In particular, the researchers from Uppsala University found that compared to non-shift workers, shift workers needed more time to complete a test that is frequently used by physicians to screen for cognitive impairment.
However, their study also discovered that those who had quit shift work more than five years ago completed the test just as fast as the non-shift workers.
This implies that the damage caused by irregular hours can be reversed if people are willing or able to stop doing it.
The goal of their study was to examine whether shift work history could be linked to performance.
“Our results indicate that shift work is linked to poorer performance on a test that is frequently used to screen for cognitive impairment in humans,” said Christian Benedict, associate professor at the Department of Neuroscience at Uppsala University and corresponding author of the study.
Benedict added that poorer performance was only observed in current shift workers and those who worked shifts during the past five years.
“In contrast, no difference was observed between non-shift workers and those who had quit shift work more than five years ago,” he said.
“The latter could suggest that it may take at least five years for previous shift workers to recover brain functions that are relevant to the performance on this test.”
The test that was used involves two parts and is called the "Trail Making Test".
Part A had participants connecting circles labelled with numbers 1-25 in an ascending order.
In part B, people had to alternate between numbers and letters in an ascending order.
The test involved input from around 7000 participants.
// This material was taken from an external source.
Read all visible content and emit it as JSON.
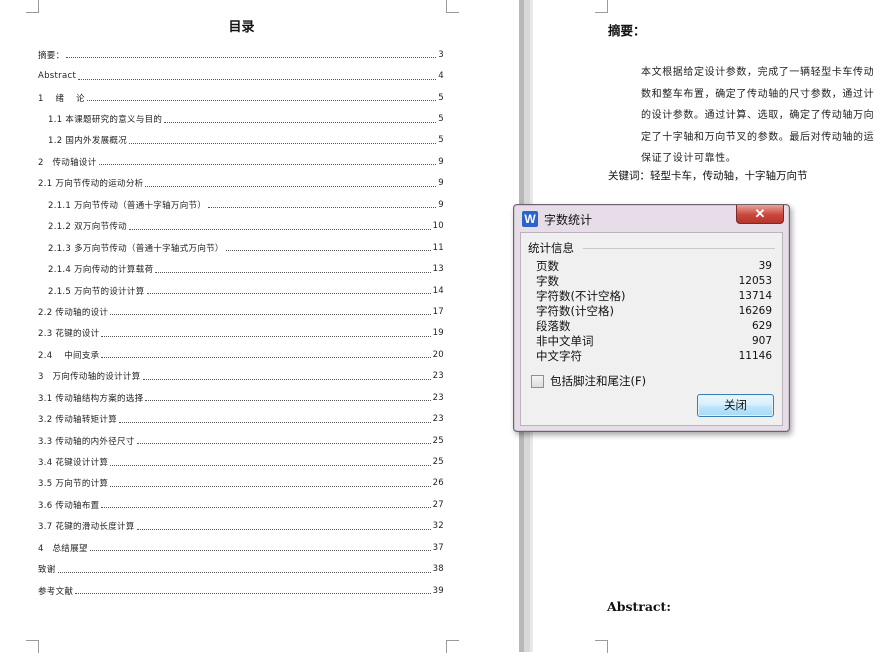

Poor concentration, trouble learning new things, and bad memory are just some of the symptoms of shift work involving irregular hours.